After completing six rounds of chemo, she was scheduled for mastectomy and then another 25 rounds of radiotherapy, followed by a laparoscopic oophorectomy.
“It took me a while to resume some daily routine after the mastectomy and after the second surgery, I refrained from driving for six weeks. That’s tough,” she said with a laugh.
After the mastectomy and the removal of lymph nodes, she learnt from a friend to stay away from saunas, spas and hot baths as the environment could cause lymphedema.
“No one in this hospital or care centre will tell you this. And I realised that exercise and a healthy diet are very important, more so for cancer survivors,” she cautioned.
Still radiant even after her mastectomy.
The faces that eased her pain
It is now a year since she was diagnosed with cancer. She is still recovering from the side effects of the treatment, peripheral neuropathy being one of them. She is now on hormone therapy for the next five to ten years.
“I am truly blessed that I survived this,” she said, giving a sweet smile.
Karen pointed out that cancer affects more than just the physical, but also the mental, spiritual and emotional aspects of the patient. There is a great deal of fear and a lot of what-ifs.
Karen attributes her source of strength to her two daughters and husband.
Her husband had been a steadfast companion, always present at her side throughout the six rounds of chemo. “He was ever ready to get what I felt like eating or drinking,” she said, a smile of appreciation forming on her lips.
His happy-go-lucky character was a good balance to her personality, which is prone to worries.
“He was my driver, my butler, my morning walk kaki, my chef and my personal shopper. Never in my life would I have thought of him going to the mall shopping for headscarves and headcovers for me!” she chirped happily.
During her treatment, Karen also received unconditional help from her neighbours and friends. “My Malay neighbour gave me her headscarf. My Indian neighbour cooked for me, especially the time when I craved curry so much since I couldn’t taste anything else,” she said, her face lighting up as she recounted this.
Karen’s condition did not limit her activities, including her love for baking.
It is said that every story comes with a lesson, just like a book with a bookmark slipped within it. This story of Karen and her survival against cancer is a nudge to us to appreciate every moment of our life. We may never know when we get a life-threatening disease.
“Love yourself! And this does not equate to being selfish! We are brought up in a belief that we must put ourselves last and always think about others first before you think about yourself,” she said wholeheartedly.
She had also been introduced to many people who were diagnosed with terminal stage cancer and had been given a time frame by the doctor. All survived and have been cancer-free for five, nine, 30 years and beyond.
Nothing beats a strong and positive mind. The strong will to get well is so powerful.
“I like how my friend put it, “God has installed a sensor in me to remind me to cherish life more and most importantly to slow down when I need it,” she added.

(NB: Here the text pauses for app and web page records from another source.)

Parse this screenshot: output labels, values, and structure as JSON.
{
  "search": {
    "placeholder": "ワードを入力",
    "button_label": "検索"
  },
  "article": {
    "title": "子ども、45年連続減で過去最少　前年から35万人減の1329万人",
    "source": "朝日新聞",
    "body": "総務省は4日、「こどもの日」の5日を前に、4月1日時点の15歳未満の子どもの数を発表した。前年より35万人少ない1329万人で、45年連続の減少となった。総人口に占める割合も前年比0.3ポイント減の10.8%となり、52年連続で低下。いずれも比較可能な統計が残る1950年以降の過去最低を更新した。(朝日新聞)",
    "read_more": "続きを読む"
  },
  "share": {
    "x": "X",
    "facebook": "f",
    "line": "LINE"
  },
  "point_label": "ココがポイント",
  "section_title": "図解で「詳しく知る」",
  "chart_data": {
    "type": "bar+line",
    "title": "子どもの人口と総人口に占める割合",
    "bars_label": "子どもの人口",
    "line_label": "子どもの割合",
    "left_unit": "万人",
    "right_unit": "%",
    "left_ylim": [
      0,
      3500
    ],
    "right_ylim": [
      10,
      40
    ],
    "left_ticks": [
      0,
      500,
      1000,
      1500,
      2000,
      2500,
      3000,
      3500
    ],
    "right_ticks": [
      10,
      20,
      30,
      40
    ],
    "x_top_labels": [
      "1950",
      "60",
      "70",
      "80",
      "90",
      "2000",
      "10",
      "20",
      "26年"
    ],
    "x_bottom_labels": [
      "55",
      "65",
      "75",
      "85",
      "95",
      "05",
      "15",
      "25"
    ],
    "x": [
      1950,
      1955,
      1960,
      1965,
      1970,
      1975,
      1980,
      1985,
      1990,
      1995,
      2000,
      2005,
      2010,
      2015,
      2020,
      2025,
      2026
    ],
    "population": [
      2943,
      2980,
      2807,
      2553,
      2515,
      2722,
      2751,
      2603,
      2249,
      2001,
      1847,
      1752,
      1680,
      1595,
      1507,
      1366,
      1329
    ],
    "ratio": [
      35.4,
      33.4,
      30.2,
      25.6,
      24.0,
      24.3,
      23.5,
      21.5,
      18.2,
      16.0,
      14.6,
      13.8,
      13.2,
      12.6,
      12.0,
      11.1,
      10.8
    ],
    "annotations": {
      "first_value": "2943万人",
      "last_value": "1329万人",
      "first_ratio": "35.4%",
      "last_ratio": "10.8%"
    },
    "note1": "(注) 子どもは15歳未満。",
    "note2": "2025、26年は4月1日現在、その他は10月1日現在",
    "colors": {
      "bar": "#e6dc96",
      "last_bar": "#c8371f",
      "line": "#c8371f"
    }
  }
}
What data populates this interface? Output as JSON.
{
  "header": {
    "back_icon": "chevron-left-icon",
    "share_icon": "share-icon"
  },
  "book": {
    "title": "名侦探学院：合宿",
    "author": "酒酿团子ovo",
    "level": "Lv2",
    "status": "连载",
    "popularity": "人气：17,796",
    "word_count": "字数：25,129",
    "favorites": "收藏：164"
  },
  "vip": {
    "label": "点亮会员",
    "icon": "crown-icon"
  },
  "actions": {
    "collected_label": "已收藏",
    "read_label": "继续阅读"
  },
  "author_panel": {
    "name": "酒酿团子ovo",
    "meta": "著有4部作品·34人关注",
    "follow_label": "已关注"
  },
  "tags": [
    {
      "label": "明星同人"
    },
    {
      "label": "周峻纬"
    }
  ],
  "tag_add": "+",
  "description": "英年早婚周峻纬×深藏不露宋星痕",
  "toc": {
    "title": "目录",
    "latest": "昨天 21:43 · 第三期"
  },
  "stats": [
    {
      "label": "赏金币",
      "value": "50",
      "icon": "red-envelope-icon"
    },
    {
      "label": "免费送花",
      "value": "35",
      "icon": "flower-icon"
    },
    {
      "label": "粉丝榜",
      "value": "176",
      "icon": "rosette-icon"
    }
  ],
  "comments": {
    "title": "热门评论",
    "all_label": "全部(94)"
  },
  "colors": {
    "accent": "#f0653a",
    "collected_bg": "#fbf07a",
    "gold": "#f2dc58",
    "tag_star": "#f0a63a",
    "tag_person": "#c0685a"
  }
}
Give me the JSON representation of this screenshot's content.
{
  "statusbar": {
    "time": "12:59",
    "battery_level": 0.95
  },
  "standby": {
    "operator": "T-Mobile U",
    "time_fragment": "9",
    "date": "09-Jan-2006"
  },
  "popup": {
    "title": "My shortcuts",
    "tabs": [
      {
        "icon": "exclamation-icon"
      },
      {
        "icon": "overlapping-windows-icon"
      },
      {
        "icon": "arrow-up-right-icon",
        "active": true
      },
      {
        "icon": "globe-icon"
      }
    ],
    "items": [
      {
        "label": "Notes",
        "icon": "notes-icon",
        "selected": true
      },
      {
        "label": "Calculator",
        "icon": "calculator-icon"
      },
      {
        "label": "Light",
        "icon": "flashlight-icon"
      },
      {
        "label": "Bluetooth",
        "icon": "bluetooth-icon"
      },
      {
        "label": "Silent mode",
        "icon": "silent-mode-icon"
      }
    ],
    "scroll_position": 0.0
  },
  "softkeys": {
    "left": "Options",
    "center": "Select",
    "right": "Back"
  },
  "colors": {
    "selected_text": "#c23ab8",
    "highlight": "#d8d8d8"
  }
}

Karen created these gorgeous crochets from scratch.
When prompted about the future, Karen expressed her desire to create a forum for cancer patients and survivors. This shall be a safe space where people come to support each other as well as to share their experiences.
This intention came after she realised that she couldn’t find any support for post-treatment side effects from social media or online articles.
“I think one should not think of cancer or any other sickness as a disease. We should look at it as a journey of healing. Throughout my journey over the past year, I look at life from a different perspective and appreciate things more, no matter how small. The bonds between my family and myself grew stronger and because of what happened to me, my friends around me value their health and time with their loved ones more. Call it a wake-up call or a pause button, I take it as a gift, an opportunity for me to look inward, to heal and to reset the priorities in life,” she said.